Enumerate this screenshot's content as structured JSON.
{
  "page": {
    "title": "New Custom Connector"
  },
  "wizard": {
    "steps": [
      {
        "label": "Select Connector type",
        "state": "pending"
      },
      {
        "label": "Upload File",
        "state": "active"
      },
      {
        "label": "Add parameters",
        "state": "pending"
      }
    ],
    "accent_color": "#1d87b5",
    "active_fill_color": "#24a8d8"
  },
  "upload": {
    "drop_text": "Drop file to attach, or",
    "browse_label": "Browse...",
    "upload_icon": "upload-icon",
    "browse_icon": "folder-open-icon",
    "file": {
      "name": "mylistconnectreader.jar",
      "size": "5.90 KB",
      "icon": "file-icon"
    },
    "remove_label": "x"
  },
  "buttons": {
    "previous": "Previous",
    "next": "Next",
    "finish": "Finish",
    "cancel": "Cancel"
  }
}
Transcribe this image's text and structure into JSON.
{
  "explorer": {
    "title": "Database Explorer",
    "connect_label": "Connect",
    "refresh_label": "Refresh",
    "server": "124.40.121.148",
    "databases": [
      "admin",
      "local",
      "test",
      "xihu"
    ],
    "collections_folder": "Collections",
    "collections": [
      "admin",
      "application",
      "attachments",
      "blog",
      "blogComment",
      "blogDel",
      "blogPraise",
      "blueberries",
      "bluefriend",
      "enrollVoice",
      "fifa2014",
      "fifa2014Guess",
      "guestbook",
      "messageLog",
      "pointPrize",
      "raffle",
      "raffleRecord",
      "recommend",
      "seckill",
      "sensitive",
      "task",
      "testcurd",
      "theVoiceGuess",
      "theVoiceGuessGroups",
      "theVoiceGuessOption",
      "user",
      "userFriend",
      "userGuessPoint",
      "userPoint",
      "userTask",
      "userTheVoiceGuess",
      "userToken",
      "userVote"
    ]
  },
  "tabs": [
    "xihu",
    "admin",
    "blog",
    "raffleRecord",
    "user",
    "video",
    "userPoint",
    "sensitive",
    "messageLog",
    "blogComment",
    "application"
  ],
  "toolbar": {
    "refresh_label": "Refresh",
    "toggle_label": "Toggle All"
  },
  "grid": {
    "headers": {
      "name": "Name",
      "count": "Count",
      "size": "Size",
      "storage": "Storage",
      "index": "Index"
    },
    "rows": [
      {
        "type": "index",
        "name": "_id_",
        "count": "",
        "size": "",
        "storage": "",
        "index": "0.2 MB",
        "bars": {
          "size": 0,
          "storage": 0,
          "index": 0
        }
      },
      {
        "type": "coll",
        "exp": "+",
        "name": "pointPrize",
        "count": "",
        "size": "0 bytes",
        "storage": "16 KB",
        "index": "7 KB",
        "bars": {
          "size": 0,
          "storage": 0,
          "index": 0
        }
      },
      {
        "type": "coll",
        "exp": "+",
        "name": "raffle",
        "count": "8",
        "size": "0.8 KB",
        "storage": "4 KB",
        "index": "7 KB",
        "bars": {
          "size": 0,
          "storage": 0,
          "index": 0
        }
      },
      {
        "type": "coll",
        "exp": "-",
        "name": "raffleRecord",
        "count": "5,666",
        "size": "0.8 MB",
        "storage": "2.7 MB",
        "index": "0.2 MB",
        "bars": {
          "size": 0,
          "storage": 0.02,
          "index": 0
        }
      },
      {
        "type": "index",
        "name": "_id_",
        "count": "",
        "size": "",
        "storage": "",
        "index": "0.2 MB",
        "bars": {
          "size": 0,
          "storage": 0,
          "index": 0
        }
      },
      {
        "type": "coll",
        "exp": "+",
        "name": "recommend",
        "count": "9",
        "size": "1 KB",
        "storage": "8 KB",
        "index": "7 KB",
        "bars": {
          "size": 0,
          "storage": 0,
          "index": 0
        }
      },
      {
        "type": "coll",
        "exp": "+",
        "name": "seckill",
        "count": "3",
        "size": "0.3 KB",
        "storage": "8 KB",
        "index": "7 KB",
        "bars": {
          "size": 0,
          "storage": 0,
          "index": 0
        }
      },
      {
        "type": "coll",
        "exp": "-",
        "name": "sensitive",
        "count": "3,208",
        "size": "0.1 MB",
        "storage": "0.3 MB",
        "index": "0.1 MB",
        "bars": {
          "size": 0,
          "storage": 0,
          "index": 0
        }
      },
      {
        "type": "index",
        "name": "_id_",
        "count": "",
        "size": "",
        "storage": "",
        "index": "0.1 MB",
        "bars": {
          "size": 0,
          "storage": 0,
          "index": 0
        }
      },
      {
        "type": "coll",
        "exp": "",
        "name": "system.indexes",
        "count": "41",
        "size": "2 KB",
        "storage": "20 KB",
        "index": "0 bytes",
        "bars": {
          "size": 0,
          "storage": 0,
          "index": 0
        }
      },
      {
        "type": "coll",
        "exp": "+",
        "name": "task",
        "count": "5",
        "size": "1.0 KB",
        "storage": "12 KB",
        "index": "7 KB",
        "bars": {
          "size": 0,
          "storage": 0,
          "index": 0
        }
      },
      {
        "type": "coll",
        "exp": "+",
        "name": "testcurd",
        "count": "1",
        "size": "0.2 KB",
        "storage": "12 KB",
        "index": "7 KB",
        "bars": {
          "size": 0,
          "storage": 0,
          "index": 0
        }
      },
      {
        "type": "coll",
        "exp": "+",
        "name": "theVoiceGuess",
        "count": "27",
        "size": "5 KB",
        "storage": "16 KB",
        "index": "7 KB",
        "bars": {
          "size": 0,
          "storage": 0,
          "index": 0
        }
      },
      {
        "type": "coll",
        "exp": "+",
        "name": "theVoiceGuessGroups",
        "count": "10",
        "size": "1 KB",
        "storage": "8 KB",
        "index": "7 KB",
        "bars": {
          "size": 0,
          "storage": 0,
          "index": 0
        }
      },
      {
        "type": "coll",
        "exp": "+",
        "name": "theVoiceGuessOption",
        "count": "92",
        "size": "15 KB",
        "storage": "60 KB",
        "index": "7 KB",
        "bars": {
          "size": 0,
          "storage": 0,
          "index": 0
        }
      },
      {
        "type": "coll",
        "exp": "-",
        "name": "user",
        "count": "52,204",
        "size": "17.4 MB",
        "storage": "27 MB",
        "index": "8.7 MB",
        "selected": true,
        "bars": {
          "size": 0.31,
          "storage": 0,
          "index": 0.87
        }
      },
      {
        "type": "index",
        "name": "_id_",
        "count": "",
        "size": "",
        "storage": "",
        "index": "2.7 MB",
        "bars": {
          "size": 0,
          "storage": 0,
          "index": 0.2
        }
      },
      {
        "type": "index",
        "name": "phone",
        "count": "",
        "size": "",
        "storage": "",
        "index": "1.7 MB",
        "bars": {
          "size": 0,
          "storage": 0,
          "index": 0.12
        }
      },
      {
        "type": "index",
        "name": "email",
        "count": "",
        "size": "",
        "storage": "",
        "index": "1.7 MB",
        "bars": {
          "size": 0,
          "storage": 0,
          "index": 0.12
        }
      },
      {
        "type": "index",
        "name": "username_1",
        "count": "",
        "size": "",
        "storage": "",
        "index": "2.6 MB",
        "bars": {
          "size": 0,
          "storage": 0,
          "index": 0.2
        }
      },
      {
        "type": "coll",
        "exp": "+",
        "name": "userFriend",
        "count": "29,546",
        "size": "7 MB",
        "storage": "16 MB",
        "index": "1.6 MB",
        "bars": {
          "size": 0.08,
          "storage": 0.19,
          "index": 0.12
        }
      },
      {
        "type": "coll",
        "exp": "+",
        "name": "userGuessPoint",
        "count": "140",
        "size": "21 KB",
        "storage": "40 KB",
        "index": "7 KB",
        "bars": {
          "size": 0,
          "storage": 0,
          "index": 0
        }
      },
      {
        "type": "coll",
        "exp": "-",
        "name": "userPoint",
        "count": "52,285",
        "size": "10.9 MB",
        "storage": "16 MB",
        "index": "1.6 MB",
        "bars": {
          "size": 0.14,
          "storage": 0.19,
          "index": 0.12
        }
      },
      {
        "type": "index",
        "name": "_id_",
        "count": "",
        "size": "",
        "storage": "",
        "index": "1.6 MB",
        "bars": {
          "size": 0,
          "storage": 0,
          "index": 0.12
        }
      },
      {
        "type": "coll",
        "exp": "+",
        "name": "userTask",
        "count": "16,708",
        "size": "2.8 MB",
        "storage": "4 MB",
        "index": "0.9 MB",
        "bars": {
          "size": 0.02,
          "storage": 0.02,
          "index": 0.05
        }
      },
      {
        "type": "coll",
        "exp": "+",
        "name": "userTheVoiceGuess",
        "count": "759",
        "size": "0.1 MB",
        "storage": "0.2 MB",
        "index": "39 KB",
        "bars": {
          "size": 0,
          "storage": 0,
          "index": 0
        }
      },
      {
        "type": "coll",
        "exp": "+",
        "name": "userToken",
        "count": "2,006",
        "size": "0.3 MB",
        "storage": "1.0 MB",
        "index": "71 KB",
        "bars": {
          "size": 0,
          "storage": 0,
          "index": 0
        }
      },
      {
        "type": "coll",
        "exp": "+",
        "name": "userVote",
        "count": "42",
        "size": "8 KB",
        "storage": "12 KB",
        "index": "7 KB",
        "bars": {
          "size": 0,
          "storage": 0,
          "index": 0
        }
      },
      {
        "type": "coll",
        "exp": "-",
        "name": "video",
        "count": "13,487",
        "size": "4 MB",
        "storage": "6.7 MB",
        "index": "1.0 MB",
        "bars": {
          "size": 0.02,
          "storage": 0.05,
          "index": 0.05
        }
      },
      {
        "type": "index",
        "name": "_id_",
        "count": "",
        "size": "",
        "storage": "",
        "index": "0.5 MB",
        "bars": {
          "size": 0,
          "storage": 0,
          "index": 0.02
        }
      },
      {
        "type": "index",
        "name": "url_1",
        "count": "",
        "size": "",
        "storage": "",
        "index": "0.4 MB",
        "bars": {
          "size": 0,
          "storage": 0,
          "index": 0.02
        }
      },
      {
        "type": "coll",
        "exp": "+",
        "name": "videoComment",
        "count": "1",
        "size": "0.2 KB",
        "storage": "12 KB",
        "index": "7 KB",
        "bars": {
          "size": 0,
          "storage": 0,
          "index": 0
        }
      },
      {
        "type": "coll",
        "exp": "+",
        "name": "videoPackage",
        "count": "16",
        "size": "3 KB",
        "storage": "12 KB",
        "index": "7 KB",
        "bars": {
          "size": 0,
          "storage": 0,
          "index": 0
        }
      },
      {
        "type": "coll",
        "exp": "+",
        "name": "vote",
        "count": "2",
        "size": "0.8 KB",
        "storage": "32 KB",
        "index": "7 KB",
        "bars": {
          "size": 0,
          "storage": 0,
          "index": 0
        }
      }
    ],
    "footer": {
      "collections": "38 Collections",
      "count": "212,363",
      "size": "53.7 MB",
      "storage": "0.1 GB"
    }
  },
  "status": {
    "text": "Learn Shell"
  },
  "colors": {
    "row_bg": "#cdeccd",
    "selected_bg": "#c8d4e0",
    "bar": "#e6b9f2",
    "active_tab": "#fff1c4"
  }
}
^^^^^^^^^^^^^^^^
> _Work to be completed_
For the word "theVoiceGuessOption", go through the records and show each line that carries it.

> _Written reply_
      "theVoiceGuessOption",
        "name": "theVoiceGuessOption",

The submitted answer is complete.